-- What you need to do --
Line by line, please look for the word "JSON" in the following records, then copy each line you find it in.

-- Data shown --
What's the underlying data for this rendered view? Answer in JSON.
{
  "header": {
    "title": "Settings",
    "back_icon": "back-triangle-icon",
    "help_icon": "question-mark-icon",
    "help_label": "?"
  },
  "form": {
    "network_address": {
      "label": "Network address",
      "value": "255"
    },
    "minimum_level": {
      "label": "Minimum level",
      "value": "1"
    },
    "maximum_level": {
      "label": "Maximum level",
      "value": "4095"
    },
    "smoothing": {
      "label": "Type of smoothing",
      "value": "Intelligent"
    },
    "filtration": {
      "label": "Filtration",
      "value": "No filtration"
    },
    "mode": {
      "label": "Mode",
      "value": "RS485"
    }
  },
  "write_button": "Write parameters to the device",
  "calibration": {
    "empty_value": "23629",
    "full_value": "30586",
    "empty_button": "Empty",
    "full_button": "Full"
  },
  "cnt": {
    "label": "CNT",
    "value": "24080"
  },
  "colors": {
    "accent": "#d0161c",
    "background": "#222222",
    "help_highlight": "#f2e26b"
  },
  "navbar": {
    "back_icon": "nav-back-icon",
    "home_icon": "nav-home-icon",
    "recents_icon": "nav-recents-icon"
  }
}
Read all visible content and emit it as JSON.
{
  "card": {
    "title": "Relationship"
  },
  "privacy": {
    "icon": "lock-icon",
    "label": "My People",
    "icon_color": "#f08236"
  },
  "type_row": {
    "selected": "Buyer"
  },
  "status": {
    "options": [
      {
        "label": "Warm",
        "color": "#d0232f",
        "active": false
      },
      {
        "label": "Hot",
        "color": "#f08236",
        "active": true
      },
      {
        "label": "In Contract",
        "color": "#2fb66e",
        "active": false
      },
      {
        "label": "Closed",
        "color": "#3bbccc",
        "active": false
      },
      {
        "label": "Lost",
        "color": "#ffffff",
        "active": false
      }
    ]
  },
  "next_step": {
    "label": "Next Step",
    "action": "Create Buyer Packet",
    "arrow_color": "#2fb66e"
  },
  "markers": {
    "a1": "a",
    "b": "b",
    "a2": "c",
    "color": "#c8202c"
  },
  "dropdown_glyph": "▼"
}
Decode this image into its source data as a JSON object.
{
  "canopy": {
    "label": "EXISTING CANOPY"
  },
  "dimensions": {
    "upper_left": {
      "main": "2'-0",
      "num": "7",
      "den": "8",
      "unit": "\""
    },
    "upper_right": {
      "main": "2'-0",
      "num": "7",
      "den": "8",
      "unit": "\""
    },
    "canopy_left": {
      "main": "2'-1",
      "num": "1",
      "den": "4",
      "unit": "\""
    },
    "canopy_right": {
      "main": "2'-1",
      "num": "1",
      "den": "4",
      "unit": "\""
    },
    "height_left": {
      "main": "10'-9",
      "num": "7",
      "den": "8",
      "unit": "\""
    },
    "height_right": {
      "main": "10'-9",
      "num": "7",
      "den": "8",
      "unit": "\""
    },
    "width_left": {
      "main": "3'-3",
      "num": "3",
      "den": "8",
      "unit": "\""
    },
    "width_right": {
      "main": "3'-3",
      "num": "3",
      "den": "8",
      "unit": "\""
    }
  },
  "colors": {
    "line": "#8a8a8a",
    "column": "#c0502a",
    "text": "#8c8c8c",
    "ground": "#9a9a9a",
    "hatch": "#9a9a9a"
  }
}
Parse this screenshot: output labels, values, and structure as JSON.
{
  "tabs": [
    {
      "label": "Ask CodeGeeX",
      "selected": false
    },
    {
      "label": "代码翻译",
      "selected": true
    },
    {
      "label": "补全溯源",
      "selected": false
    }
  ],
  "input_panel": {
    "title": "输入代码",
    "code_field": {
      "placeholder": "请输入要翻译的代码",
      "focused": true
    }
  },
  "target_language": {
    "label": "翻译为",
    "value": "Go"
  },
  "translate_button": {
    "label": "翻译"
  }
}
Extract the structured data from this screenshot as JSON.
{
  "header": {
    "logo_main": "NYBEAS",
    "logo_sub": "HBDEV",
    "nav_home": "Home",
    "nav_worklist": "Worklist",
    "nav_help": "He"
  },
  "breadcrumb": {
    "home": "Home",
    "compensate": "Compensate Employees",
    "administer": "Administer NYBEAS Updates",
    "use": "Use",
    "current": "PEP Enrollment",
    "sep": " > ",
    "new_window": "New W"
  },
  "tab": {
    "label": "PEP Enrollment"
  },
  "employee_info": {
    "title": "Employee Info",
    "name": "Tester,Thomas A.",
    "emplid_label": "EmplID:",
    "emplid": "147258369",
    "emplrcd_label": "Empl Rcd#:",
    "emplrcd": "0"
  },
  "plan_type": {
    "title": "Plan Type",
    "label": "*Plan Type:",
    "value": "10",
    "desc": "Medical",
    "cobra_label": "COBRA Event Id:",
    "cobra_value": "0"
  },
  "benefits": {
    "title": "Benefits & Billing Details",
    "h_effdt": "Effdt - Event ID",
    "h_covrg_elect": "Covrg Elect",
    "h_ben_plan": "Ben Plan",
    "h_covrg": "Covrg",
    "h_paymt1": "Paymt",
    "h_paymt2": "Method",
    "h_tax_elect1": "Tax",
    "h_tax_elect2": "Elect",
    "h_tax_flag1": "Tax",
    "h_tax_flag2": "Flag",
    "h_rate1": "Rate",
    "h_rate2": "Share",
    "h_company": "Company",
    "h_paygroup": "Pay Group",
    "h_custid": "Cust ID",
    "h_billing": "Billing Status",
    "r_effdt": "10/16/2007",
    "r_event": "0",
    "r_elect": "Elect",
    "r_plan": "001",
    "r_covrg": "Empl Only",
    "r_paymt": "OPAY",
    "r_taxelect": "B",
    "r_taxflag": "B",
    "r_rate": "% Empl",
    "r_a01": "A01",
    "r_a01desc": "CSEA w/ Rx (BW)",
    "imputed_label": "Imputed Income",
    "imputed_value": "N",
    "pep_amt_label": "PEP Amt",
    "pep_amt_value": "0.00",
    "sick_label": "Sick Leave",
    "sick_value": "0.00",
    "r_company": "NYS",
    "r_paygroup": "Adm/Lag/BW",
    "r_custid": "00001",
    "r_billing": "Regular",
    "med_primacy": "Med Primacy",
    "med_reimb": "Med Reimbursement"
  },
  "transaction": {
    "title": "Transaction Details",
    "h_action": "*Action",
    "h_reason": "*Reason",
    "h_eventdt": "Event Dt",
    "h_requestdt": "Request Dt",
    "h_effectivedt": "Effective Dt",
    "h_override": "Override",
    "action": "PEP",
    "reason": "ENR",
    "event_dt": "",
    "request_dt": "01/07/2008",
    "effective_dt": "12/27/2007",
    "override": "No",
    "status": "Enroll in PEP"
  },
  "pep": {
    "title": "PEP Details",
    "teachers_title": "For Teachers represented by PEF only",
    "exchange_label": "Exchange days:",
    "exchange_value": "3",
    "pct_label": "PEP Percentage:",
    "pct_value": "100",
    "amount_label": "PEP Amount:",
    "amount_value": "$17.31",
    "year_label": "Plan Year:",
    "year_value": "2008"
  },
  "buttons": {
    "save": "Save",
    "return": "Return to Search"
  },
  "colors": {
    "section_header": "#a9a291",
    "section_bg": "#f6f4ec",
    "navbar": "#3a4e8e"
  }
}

-- Solution to this task --
What's the underlying data for this rendered view? Answer in JSON.
Read all visible content and emit it as JSON.
Decode this image into its source data as a JSON object.
Parse this screenshot: output labels, values, and structure as JSON.
Extract the structured data from this screenshot as JSON.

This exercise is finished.